Mediapart has gained access to a detailed account of the annual payments made to former French presidents and prime ministers in a lifelong system of perks and privileges that beggars belief. With items ranging from newspaper and dry-cleaning costs to the payment of staff, offices and vehicles, the country’s three surviving former heads of state cost the taxpayer a yearly 6.2 million euros. Former prime ministers, meanwhile, receive tens of thousands of euros annually for staff and vehicles, including one who left office 25 years ago. Mathilde Mathieu reports.

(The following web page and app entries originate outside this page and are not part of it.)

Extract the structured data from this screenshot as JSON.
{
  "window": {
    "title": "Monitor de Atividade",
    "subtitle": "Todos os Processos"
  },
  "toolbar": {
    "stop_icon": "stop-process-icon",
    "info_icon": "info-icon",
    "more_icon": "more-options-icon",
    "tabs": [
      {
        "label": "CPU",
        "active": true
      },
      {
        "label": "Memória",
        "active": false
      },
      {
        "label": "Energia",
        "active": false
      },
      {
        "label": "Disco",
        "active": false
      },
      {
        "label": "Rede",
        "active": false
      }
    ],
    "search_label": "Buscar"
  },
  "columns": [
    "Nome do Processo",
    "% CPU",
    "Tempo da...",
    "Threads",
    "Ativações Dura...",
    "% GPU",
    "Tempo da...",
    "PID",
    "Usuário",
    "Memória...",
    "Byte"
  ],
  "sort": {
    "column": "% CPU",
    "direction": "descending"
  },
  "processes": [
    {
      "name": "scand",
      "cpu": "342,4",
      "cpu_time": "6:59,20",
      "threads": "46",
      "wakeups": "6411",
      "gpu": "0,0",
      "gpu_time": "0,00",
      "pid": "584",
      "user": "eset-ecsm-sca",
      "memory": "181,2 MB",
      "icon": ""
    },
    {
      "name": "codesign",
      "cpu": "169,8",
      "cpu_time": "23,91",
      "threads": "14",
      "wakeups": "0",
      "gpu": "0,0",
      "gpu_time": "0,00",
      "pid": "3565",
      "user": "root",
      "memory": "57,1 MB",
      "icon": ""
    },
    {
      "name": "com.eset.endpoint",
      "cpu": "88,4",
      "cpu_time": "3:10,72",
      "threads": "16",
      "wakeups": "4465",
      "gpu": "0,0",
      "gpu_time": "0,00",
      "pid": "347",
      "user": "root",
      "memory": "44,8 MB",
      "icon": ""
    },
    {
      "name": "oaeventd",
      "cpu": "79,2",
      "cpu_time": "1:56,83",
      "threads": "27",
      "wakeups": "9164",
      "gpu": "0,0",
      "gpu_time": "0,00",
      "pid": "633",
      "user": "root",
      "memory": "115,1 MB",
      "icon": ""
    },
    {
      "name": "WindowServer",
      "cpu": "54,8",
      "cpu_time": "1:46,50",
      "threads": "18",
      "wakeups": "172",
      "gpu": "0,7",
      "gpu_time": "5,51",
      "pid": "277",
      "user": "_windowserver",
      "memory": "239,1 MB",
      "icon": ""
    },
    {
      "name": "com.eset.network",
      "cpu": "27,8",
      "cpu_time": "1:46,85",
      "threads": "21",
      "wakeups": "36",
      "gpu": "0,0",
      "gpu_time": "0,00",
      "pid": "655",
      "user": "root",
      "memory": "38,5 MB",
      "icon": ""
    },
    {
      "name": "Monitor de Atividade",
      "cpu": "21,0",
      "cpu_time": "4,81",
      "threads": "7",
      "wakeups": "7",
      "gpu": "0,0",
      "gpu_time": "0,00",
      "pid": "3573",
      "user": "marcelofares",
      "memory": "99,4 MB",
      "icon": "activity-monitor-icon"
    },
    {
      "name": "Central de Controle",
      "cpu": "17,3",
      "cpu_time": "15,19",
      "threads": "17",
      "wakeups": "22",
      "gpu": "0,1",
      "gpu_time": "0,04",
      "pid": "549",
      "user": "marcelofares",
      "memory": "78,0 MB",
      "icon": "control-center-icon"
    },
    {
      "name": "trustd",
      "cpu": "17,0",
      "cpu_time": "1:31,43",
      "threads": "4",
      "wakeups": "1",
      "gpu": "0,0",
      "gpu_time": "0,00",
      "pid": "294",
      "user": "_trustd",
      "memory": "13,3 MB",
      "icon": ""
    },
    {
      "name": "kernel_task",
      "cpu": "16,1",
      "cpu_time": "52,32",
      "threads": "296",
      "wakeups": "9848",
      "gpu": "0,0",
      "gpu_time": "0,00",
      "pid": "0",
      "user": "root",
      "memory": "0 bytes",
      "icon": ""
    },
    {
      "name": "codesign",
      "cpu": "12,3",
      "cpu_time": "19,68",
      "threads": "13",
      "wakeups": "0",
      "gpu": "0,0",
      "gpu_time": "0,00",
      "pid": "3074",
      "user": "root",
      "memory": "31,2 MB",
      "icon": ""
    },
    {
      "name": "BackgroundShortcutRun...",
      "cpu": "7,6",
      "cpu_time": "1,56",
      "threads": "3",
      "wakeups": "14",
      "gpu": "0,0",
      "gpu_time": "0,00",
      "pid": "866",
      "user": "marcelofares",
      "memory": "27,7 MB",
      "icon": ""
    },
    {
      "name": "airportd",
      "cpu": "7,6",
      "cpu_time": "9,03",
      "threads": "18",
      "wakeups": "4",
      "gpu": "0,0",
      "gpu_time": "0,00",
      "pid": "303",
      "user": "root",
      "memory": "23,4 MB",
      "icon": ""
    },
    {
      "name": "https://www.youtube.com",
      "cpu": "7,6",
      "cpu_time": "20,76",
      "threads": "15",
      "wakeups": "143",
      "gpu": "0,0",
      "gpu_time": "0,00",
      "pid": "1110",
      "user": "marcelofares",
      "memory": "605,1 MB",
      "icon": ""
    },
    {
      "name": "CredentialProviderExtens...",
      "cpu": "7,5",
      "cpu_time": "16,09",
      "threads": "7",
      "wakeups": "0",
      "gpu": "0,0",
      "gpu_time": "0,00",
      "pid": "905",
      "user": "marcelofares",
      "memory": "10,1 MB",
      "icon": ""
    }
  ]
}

Former French presidents are provided for life with a system of privileges that are estimated to cost the French taxpayer between 1.5 and 2 million euros per former president per year. In the case of Nicolas Sarkozy, elected last year as head of the conservative UMP party ahead of his expected bid to regain the presidential office, the taxpayer funds, among other perks, his central-Paris offices and staff which cost, respectively, 215,392 euros and 663,000 euros per year. Mediapart publishes here the detailed costs of Sarkozy’s startling privileges paid by the public purse, never previously revealed. They raise serious questions over the dividing line for the use of the funds, between the personal and political activities of former president, who meanwhile argues for drastic reductions in public spending and the reform of social benefits paid to the worse-off. Mathilde Mathieu reports.
CGT boss Thierry Lepaon faces pressure to quit over reports of spending on his union flat and office and a lucrative deal to take up his post.